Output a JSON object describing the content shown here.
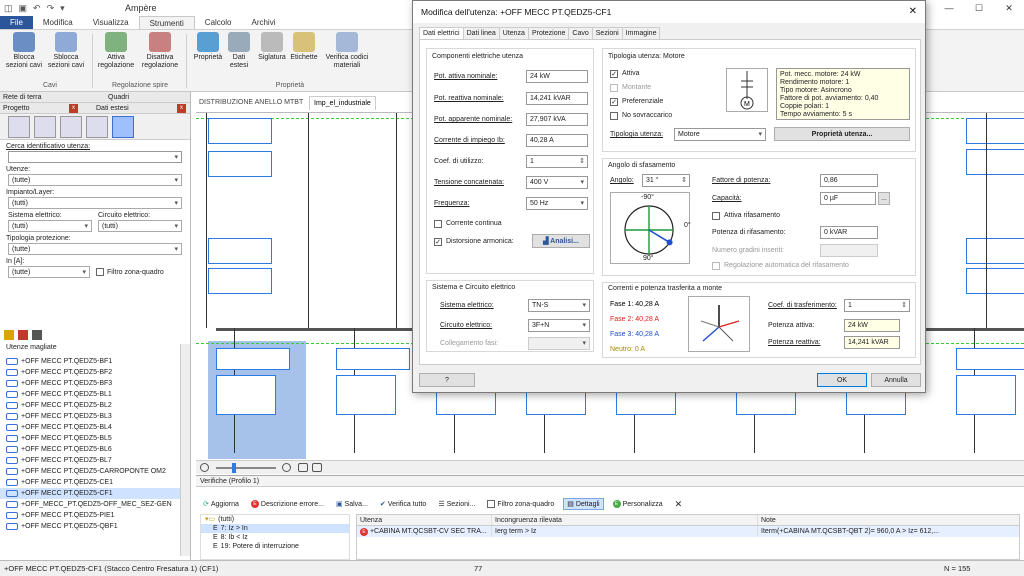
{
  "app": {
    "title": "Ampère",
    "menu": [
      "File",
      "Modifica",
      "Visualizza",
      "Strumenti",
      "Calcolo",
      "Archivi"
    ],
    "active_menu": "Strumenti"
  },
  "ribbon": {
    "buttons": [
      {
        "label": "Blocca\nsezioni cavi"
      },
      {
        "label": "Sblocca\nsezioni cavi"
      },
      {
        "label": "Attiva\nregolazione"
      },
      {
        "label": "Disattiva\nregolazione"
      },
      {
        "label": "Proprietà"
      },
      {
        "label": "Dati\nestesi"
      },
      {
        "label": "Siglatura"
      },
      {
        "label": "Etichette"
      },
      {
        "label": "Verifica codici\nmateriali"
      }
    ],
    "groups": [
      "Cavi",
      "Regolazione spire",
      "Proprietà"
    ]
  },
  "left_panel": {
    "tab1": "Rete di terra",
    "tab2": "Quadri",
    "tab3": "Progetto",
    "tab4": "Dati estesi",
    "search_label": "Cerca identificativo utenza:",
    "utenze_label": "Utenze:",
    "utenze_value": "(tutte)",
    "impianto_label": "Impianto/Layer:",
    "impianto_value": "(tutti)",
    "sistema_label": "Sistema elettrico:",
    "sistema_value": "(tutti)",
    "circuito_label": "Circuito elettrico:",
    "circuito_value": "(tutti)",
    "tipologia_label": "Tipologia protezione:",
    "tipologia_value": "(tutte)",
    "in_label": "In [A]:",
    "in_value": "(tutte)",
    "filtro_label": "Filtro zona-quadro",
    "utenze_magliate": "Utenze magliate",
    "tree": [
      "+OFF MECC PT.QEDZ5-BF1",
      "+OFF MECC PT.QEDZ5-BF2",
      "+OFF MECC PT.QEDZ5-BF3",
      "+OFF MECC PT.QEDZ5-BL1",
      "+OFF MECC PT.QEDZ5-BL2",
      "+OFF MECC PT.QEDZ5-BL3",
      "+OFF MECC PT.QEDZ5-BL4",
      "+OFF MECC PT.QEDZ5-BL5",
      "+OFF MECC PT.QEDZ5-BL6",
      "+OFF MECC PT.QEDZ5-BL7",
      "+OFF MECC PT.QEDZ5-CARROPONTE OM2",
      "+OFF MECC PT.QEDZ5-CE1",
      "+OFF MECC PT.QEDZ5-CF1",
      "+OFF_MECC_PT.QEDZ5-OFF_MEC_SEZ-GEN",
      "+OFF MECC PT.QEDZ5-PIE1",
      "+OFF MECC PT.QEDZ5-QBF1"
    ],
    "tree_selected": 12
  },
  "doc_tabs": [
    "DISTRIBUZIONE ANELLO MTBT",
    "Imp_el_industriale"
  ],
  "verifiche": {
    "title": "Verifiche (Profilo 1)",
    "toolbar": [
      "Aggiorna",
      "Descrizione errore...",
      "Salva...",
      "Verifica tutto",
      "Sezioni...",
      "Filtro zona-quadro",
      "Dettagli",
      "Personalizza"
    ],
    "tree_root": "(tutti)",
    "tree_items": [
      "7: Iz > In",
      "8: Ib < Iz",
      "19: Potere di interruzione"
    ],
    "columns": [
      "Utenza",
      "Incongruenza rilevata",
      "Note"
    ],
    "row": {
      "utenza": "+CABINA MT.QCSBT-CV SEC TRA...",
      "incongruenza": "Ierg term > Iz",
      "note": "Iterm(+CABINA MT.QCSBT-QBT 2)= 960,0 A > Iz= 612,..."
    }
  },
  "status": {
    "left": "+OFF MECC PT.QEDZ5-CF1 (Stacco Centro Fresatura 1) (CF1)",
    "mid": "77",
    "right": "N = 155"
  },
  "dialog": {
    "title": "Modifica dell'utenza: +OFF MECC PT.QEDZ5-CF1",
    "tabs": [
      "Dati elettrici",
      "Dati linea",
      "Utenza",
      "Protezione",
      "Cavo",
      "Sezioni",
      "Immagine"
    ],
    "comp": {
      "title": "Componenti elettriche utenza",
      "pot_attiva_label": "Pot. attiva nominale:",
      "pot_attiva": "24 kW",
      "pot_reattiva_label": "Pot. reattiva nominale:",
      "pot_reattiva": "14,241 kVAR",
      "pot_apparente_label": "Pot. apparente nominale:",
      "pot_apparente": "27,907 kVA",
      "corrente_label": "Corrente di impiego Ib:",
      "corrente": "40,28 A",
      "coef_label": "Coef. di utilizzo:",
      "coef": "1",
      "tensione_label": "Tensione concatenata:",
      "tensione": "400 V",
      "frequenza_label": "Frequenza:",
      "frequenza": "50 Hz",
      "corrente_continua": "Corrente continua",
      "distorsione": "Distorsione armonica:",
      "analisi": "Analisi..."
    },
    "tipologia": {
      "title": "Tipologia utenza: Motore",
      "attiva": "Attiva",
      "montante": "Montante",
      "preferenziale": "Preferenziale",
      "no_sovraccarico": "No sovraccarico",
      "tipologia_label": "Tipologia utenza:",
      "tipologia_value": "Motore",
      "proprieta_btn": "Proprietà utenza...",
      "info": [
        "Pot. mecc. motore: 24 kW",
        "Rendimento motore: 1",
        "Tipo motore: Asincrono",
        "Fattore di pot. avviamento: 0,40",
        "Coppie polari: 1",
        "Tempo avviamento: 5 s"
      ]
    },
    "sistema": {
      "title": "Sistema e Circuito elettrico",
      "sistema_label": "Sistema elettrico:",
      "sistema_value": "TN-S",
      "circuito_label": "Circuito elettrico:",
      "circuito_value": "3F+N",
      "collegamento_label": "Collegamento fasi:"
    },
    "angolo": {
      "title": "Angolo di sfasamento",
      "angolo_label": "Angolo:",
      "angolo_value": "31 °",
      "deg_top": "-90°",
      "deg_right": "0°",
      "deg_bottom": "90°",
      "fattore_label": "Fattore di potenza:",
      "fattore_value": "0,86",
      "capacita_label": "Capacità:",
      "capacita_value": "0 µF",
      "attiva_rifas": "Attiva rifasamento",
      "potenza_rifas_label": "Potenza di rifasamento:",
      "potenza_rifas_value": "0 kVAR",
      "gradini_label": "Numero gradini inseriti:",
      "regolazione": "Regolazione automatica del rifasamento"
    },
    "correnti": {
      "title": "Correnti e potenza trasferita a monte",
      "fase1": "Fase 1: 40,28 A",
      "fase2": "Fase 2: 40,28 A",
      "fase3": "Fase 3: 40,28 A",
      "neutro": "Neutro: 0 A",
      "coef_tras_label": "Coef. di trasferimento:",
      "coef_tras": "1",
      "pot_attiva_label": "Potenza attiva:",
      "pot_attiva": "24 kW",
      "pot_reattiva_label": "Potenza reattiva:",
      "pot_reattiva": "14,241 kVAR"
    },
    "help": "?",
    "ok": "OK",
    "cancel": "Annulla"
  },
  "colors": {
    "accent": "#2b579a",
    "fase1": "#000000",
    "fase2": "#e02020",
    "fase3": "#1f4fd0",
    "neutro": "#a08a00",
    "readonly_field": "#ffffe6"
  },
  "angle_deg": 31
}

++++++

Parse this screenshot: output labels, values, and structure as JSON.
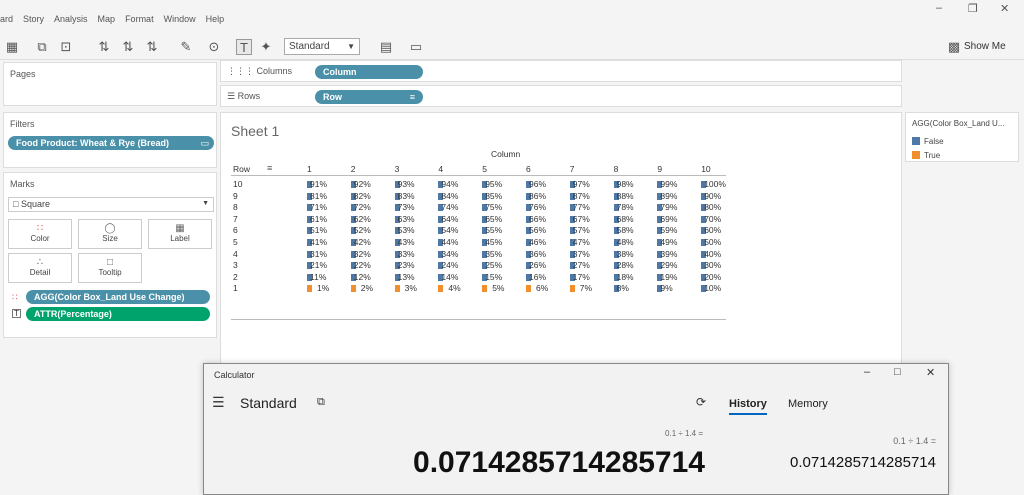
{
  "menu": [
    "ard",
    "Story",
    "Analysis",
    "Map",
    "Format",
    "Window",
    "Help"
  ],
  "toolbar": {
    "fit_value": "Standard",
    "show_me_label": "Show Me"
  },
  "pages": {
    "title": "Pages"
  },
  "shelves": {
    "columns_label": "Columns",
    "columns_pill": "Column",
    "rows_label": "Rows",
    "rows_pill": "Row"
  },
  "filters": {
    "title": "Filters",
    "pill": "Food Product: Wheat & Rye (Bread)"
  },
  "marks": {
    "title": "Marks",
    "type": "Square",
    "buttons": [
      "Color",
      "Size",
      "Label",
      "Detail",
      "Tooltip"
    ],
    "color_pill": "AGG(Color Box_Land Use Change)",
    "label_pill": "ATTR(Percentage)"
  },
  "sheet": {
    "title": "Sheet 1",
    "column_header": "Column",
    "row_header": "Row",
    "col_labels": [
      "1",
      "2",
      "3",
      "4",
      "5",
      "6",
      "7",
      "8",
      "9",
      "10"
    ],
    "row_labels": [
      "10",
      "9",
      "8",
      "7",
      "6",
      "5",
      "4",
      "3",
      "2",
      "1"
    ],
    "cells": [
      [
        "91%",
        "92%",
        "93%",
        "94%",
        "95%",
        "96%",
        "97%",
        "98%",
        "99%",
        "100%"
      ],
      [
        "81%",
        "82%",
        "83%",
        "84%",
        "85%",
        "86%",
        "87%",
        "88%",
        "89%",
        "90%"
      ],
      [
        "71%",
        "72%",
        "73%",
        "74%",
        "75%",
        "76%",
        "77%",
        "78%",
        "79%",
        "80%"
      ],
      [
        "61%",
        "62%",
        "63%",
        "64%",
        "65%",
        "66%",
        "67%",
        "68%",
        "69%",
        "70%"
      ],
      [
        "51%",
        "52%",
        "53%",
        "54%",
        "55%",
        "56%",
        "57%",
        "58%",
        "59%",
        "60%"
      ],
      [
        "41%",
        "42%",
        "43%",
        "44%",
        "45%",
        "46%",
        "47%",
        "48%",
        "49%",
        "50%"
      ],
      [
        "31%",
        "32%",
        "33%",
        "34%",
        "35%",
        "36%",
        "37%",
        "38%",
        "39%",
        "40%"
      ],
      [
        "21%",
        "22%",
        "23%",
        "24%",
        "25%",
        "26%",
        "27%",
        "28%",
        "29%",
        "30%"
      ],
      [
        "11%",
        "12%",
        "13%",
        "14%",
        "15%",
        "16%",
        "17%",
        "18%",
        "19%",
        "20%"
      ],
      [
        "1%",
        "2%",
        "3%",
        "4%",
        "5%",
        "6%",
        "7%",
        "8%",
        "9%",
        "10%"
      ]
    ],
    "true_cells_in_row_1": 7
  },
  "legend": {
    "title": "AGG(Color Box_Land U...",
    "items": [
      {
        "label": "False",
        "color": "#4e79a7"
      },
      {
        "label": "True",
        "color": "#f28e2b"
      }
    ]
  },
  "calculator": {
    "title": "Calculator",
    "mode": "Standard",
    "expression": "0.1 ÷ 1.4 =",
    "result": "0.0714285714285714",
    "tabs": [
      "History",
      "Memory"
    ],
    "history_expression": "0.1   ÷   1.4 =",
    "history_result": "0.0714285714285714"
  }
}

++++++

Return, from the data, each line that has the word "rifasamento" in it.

      "attiva_rifas": "Attiva rifasamento",
      "potenza_rifas_label": "Potenza di rifasamento:",
      "regolazione": "Regolazione automatica del rifasamento"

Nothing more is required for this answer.